◆ Action item
Collect the lines of the entries where "picture" shows up.

*** Records to use Section Begins ***

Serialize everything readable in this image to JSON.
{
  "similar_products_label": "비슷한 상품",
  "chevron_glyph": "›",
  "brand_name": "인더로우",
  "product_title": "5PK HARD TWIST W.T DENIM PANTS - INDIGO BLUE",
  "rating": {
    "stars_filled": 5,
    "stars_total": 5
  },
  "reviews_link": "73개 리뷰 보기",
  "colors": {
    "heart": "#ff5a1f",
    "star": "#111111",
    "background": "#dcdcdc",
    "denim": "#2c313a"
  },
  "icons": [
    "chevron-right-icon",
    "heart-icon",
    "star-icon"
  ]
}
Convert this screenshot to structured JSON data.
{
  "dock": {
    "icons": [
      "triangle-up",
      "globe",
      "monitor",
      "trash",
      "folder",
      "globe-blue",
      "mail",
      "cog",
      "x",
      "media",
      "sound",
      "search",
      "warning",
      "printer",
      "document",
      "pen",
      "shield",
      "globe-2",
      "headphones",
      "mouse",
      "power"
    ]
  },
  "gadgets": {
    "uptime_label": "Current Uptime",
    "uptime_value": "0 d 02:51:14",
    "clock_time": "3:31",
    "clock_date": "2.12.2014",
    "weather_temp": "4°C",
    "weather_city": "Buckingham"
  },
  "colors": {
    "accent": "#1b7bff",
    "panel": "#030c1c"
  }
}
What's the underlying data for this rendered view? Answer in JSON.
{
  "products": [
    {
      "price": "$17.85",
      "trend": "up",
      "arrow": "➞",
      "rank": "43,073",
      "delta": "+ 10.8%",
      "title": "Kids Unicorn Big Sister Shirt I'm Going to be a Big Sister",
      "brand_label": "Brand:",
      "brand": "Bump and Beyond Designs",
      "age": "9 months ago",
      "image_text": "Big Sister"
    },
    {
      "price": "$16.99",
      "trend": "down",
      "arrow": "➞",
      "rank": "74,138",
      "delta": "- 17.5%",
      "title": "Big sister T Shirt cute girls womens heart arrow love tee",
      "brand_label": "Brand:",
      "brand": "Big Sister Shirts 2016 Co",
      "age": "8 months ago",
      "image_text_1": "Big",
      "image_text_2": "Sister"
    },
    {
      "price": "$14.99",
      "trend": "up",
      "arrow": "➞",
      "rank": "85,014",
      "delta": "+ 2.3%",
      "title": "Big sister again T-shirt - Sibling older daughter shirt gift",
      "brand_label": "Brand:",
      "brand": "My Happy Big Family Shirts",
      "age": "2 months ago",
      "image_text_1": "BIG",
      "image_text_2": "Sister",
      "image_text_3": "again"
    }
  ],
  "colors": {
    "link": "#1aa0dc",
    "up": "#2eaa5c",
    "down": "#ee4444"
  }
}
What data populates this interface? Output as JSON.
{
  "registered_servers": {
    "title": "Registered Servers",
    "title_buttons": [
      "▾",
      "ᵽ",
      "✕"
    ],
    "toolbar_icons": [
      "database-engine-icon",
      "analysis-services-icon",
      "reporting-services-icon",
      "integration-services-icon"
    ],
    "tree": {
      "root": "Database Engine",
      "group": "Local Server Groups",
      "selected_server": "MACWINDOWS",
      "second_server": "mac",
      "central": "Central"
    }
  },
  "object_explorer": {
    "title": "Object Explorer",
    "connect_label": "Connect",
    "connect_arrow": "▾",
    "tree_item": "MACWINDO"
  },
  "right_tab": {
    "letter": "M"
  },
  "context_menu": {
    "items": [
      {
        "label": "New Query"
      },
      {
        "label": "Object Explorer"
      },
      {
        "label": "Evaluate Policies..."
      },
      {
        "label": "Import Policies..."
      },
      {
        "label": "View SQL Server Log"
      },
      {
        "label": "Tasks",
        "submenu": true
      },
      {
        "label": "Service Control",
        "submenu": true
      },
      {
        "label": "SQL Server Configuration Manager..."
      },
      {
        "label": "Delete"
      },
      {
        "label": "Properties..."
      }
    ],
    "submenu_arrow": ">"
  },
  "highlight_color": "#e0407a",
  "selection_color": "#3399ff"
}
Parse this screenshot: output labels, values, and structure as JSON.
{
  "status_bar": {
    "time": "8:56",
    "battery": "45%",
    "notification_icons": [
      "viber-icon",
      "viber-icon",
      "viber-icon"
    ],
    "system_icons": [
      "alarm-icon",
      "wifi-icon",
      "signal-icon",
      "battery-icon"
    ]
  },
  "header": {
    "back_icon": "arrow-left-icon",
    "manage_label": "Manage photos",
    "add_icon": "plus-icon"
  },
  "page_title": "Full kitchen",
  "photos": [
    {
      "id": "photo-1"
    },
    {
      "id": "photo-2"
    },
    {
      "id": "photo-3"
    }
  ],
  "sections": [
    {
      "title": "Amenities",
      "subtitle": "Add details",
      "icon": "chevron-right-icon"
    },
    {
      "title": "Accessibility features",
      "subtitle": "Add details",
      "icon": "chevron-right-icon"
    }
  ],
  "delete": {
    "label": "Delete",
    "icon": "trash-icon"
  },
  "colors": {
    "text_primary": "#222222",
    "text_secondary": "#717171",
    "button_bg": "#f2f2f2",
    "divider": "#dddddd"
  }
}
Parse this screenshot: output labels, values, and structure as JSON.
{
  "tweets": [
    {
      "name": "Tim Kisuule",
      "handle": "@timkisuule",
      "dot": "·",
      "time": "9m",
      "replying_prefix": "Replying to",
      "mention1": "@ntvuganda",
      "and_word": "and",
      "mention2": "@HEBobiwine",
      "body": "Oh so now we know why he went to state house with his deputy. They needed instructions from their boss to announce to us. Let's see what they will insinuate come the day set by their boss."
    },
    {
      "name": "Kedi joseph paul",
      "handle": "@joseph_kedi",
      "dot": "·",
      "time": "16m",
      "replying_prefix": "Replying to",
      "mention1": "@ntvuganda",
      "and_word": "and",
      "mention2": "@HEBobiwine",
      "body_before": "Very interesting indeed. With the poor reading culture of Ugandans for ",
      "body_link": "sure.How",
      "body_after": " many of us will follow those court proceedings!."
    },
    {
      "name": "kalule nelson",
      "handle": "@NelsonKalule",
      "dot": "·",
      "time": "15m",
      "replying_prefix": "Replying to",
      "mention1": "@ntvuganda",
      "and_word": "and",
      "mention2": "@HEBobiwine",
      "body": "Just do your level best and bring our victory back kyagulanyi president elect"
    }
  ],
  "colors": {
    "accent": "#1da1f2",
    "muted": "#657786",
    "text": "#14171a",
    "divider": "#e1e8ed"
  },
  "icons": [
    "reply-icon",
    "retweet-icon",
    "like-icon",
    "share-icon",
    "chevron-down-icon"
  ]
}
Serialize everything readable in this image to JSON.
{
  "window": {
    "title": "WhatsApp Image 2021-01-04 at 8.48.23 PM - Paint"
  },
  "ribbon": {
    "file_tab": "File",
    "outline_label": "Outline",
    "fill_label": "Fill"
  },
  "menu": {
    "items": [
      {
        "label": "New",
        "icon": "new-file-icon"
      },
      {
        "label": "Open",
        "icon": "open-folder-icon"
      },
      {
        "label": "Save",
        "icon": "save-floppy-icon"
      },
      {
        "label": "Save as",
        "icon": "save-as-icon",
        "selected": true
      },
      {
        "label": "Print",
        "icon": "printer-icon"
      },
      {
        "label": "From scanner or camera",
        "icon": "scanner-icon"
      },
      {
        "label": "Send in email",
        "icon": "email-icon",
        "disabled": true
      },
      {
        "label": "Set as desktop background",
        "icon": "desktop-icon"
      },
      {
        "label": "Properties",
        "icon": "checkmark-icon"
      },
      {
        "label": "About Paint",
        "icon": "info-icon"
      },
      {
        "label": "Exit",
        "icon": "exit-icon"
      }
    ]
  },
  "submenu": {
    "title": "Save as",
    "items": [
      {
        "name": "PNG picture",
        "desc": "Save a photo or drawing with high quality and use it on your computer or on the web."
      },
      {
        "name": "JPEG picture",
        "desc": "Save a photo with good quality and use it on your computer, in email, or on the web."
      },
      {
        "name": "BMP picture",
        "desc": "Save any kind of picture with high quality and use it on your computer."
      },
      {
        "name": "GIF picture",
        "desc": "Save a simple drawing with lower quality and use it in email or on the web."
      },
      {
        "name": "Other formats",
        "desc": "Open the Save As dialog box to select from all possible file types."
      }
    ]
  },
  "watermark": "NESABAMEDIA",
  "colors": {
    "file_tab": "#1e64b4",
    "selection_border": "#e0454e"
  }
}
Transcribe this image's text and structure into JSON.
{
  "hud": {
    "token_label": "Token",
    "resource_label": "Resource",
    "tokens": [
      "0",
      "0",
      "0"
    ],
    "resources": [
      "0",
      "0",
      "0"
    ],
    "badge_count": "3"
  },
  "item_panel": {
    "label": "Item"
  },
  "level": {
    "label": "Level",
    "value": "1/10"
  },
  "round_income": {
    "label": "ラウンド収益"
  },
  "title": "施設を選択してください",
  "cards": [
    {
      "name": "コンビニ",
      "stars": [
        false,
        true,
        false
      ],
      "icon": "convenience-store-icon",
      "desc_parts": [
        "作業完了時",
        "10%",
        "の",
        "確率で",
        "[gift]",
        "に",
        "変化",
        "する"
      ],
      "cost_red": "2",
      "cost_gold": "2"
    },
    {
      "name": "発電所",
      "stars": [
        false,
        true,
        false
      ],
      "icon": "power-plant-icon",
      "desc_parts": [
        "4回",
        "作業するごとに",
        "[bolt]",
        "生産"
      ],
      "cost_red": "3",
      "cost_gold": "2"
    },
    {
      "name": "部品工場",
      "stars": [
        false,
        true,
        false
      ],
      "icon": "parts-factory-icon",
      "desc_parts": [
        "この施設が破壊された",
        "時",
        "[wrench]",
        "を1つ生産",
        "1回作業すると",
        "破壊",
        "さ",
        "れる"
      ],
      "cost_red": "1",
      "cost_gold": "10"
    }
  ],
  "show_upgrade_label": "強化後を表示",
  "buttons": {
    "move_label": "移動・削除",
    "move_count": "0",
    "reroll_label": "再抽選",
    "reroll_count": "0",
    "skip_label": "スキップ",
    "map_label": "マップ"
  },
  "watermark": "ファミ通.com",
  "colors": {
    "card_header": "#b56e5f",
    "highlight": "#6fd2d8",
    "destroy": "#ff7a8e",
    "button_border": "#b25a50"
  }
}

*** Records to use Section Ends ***

◆ Solution to the exercise
        "name": "PNG picture",
        "name": "JPEG picture",
        "name": "BMP picture",
        "desc": "Save any kind of picture with high quality and use it on your computer."
        "name": "GIF picture",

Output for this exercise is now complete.